Celebrating Black History Month- James Reese Europe February 14 2012, 0 Comments

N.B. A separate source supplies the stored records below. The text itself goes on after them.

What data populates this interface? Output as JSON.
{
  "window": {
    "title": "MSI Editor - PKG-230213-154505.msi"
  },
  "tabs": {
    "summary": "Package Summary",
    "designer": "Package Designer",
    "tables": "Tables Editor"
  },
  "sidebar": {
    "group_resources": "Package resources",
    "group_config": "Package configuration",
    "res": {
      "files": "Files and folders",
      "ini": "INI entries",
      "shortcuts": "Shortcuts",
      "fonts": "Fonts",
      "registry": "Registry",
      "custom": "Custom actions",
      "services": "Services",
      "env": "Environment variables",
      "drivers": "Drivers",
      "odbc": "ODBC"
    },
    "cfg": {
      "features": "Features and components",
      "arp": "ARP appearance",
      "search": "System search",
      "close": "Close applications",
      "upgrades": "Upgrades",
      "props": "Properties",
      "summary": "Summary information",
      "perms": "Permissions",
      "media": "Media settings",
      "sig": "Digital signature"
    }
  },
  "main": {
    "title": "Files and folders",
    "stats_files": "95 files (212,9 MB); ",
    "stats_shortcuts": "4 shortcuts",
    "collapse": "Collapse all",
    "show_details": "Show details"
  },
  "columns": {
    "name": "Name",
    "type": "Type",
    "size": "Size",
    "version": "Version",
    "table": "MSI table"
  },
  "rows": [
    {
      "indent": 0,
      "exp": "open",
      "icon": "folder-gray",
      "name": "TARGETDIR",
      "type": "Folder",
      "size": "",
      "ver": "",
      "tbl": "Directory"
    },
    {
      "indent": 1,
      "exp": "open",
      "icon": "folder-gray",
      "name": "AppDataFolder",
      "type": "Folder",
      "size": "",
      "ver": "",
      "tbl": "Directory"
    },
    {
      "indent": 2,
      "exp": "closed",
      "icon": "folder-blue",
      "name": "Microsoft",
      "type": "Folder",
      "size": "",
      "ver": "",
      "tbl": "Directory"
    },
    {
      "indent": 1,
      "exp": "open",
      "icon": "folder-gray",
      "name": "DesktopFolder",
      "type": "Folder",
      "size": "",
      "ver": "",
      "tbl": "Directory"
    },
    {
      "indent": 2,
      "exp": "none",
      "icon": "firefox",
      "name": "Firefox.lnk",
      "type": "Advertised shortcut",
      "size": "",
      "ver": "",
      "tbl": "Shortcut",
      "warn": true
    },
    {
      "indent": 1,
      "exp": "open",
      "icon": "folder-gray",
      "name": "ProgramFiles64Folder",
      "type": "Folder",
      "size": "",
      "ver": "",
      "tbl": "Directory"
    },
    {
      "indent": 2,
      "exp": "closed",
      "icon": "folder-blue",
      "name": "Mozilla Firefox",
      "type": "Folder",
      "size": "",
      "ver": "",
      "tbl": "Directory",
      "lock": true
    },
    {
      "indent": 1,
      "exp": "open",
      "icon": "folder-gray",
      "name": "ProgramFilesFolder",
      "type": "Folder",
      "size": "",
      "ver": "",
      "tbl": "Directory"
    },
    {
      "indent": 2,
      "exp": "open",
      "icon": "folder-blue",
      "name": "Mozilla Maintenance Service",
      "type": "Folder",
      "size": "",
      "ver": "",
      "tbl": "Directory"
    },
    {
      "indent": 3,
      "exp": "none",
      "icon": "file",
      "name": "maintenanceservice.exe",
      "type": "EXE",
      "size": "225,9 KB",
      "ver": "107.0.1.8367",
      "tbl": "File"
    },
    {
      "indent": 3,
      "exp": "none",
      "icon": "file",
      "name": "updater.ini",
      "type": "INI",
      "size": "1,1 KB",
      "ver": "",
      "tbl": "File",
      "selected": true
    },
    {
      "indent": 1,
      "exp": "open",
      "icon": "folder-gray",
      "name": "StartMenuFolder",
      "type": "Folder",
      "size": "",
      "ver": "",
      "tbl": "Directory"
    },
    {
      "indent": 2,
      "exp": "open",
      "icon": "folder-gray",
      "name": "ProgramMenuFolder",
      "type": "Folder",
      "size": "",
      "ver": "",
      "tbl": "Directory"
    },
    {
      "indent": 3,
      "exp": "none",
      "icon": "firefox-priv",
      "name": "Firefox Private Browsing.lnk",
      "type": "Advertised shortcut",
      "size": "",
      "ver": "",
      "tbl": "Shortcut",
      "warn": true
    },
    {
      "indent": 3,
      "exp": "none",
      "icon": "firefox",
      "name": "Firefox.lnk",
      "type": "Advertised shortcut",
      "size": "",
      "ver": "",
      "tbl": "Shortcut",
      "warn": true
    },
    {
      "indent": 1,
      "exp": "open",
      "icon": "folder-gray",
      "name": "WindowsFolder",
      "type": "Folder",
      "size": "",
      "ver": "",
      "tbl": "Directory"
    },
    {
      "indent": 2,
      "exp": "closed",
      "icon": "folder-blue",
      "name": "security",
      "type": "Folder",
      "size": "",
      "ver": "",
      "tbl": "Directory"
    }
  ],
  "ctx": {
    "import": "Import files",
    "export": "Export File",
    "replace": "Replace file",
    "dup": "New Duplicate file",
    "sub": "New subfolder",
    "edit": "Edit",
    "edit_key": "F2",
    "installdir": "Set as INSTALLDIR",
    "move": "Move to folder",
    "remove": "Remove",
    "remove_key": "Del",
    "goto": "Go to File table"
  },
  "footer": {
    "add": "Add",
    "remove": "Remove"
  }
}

Contributed by Jack Kopstein James Reese Europe was a well-known international jazz band musician and band leader.  He joined the army during World War II and obtained a Commission in the New York Army National Guard, where he saw combat as a lieutenant with the 369th Infantry Regiment (the "Harlem Hellfighters").  He went on to direct the regimental band to great acclaim.  In February and March of 1918, James Reese Europe and his military band travelled over 2,000 miles in France, performing for British, French, and American military audiences, as well as French civilians.  Europe's "Hellfighters" made their first recordings in France for the Pathé brothers.  The first concert included a French march, “The Stars and Stripes Forever,” as well as syncopated numbers such as "The Memphis Blues," which, according to a later description of the concert by a band member, "...started ragtimitis in France." After his return home in February 1919 he stated, “I have come from France more firmly convinced than ever that Negros should write Negro music.  We have our own racial feeling and if we try to copy whites we will make bad copies…We won France by playing music which was ours and not a pale imitation of others, and if we are to develop in America, we must develop along our own lines.”  In 1919, James Reese Europe made more recordings for Pathé Records, including both instrumentals and accompaniments with vocalist Noble Sissle.  Noble Sissle with Eubie Blake, would later have great success with their 1921 production of Shuffle Along, which gives us the classic song "I'm Just Wild About Harry."  Differing in style from Europe's recordings of a few years earlier, they incorporate blues, blue notes, and early jazz influences including a rather stiff cover record of the Original Dixieland Jass(sic) Band's "Clarinet Marmalade." On the night of May 9, 1919 Europe performed for the last time.  He had been feeling extremely ill all day, but wanted to continue on with the concert, which was to be the first of three in Boston’s Mechanics Hall.  During the intermission Europe went to have a talk with two of his drummers, Steve and Herbert Wright.  After criticizing some of their behavior, which included walking off stage during others’ performances, Herbert became very agitated and threw his drumsticks down in a seemingly unwarranted outburst of anger.  He claimed Europe didn’t treat him well and that he was tired of getting blamed for others’ mistakes.  He lunged for Europe with a pen knife and was able to successfully stab Europe in the neck.  Europe told his band to finish the set and he would see them the next morning. It would be the last time they saw him alive. News of Europe’s death spread fast to a stunned public.  W.C. Handy wrote, “The man who had just come through the baptism of war’s fire and steel without a mark had been stabbed by one of his own musicians…The sun was in the sky.  The new day promised peace.  But all the suns had gone down for Jim Europe, and Harlem didn’t seem the same.”  Europe was granted the first ever public funeral for an African American in the city of New York.  Tanney Johnson said of his death, “Before Jim Europe came to New York, the colored man knew nothing but Negro dances and porter’s work.  All that has been changed. Jim Europe was the living open sesame to the colored porters of this city.  He took them from their porter’s places and raised them to positions of importance as real musicians.  I think the suffering public ought to know that in Jim Europe, the race has lost a leader, a benefactor, and a true friend.” At the time of his death he was the best-known African American bandleader in the United States.  He is buried in Arlington National Cemetery. Watch the YouTube video to learn more about James Reese Europe and the Famous "Hellfighters" Band Adapted from Wikipedia